Located between a busy highway and Hong Kong’s Victoria Harbour, Happy Valley Recreation Ground is a heavily frequented hotspot for locals and

For Hong Kong, situated along the South China Sea, efforts to control stormwater runoff must also be developed with proximity to the ocean in mind. Climatologists predict that the effects of climate change will intensify storm surge and make heavy rainstorms more likely to occur. National Aeronautics and Space Administration.

tourists alike. But during the rainy season, the appeal of the low-lying neighborhood’s museums, sports fields, and horse-racing track is compromised by its high susceptibility to stormwater flooding.

In 2008, for example, the racetrack was submerged under nearly 0.9 m (3 ft) of water after a particularly heavy storm intensified tides in the South China Sea. The water outpaced the handling capacity of area culverts and collection systems. In 2011, Hong Kong’s Drainage Services Department (DSD) began construction on a $1 billion HKD ($127.8 million USD) project intended to compensate for Happy Valley’s significant amount of runoff-generating cover while also bolstering the area against the expected effects of climate change.

The project, which wrapped up construction last year, received a 2017 Hong Kong Award for Industries in the innovation and creativity category.


For dense coastal developments: detain, don’t drain

The traditional response to chronic flooding in densely urbanized areas such as Happy Valley is to build additional drains or upgrade existing drains to better convey excess stormwater into the ocean.
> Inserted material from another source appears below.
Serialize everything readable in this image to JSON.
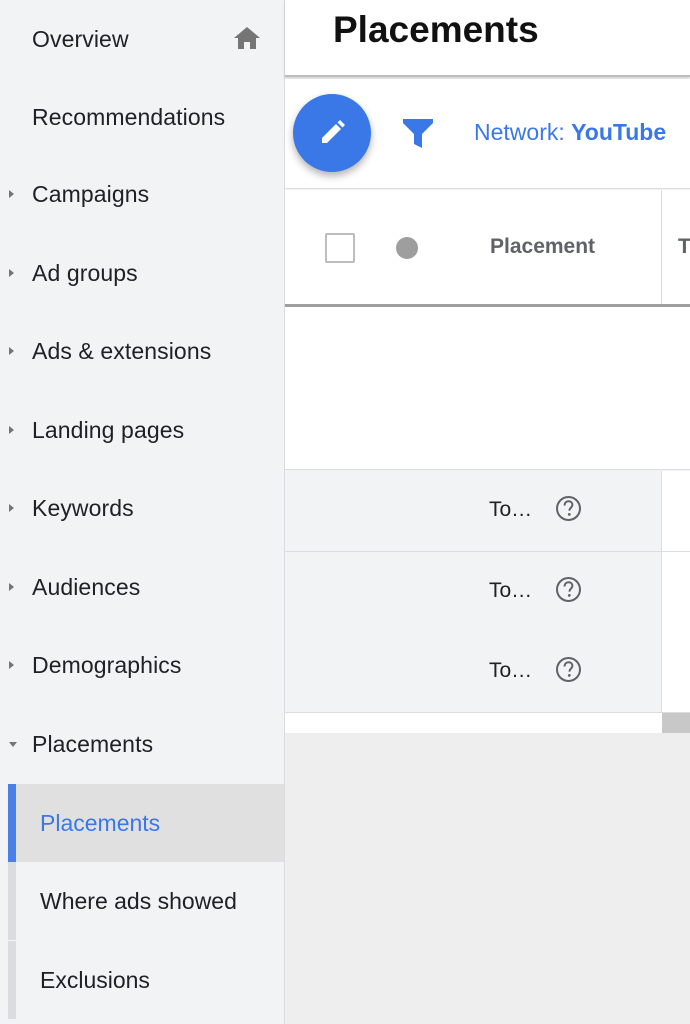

In Happy Valley, however, installing drains would significantly disturb the day-to-day function of the racetrack. Even when completed, the site’s proximity to the shore means the drains would risk being overwhelmed by incoming tides.

DSD contracted with Black & Veatch (Overland Park, Kan.) to advise and optimize key parts of the project. The design choice was to detain stormwater rather than drain it.

A 60,000-m3 (2.1 million-ft3) storage tank now sits underground beneath the racetrack. During routine storms, rainwater flows into a tank-adjacent culvert before moving downstream from Happy Valley to be handled by the existing drainage network, leaving the tank largely dry. In the case of severe wet weather, a network of sensors monitors water levels in Victoria Harbour as well as both upstream and downstream from the culvert. When a certain threshold is reached, a supervisory control and data acquisition (SCADA) system automatically activates an array of adjustable weirs that deliver floodwaters into the tank.

After the storm, when water levels downstream from the tank drop, so too do the weirs. When the weirs are down, up to two-thirds of the stored stormwater in the tank flows freely downstream into the drainage network, significantly reducing energy costs associated with pumping the water, according to a release from Black & Veatch. The system is intended to provide an automated flood management response for 50-year storms.

“Innovation was the key to the scheme’s success,” said Andy Kwok, who leads Black & Veatch’s water division in Hong Kong. “The solution works with nature instead of against it while using the best technology on hand.”

Learn more about the Happy Valley Underground Stormwater Storage Scheme project.


A recently completed flood mitigation project in Hong Kong brings new thinking on stormwater management to the East Asian territory. Instead of installing or upgrading traditional drains, engineering firm Black & Veatch (Overland Park, Kan.) worked with Hong Kong’s Drainage Services Department to conceive a massive underground stormwater storage tank that works alongside an automated system of sensors and weirs. The scheme is expected to accommodate 50-year storms. Video courtesy of Black & Veatch.